What needs to be done — Once you have read the entries below, repeat all of them exactly.

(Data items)

[Start of Attachment]

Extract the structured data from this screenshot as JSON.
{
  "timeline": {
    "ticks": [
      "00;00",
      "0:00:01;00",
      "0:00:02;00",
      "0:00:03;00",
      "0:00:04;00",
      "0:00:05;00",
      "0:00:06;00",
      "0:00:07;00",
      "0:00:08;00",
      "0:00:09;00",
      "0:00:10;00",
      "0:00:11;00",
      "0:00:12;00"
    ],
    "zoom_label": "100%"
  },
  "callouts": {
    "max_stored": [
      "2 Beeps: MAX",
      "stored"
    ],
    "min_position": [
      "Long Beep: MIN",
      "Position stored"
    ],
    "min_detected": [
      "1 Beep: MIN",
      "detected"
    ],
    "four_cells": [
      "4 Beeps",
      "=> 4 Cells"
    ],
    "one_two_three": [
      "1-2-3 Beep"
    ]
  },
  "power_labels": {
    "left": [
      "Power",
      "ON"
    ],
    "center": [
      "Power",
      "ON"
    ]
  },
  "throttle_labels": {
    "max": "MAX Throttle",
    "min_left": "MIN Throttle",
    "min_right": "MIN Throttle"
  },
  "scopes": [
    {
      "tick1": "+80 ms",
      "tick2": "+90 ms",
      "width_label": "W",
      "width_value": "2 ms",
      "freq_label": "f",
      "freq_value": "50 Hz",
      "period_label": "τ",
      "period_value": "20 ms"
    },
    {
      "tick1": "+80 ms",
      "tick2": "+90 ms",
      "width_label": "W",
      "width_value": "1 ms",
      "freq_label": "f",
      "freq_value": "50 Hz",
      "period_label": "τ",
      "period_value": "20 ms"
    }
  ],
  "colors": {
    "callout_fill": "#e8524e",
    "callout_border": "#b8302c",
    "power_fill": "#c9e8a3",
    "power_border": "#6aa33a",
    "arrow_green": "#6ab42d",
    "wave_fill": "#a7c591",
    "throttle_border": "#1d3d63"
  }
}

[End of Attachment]

The answer —
Extract the structured data from this screenshot as JSON.
{
  "timeline": {
    "ticks": [
      "00;00",
      "0:00:01;00",
      "0:00:02;00",
      "0:00:03;00",
      "0:00:04;00",
      "0:00:05;00",
      "0:00:06;00",
      "0:00:07;00",
      "0:00:08;00",
      "0:00:09;00",
      "0:00:10;00",
      "0:00:11;00",
      "0:00:12;00"
    ],
    "zoom_label": "100%"
  },
  "callouts": {
    "max_stored": [
      "2 Beeps: MAX",
      "stored"
    ],
    "min_position": [
      "Long Beep: MIN",
      "Position stored"
    ],
    "min_detected": [
      "1 Beep: MIN",
      "detected"
    ],
    "four_cells": [
      "4 Beeps",
      "=> 4 Cells"
    ],
    "one_two_three": [
      "1-2-3 Beep"
    ]
  },
  "power_labels": {
    "left": [
      "Power",
      "ON"
    ],
    "center": [
      "Power",
      "ON"
    ]
  },
  "throttle_labels": {
    "max": "MAX Throttle",
    "min_left": "MIN Throttle",
    "min_right": "MIN Throttle"
  },
  "scopes": [
    {
      "tick1": "+80 ms",
      "tick2": "+90 ms",
      "width_label": "W",
      "width_value": "2 ms",
      "freq_label": "f",
      "freq_value": "50 Hz",
      "period_label": "τ",
      "period_value": "20 ms"
    },
    {
      "tick1": "+80 ms",
      "tick2": "+90 ms",
      "width_label": "W",
      "width_value": "1 ms",
      "freq_label": "f",
      "freq_value": "50 Hz",
      "period_label": "τ",
      "period_value": "20 ms"
    }
  ],
  "colors": {
    "callout_fill": "#e8524e",
    "callout_border": "#b8302c",
    "power_fill": "#c9e8a3",
    "power_border": "#6aa33a",
    "arrow_green": "#6ab42d",
    "wave_fill": "#a7c591",
    "throttle_border": "#1d3d63"
  }
}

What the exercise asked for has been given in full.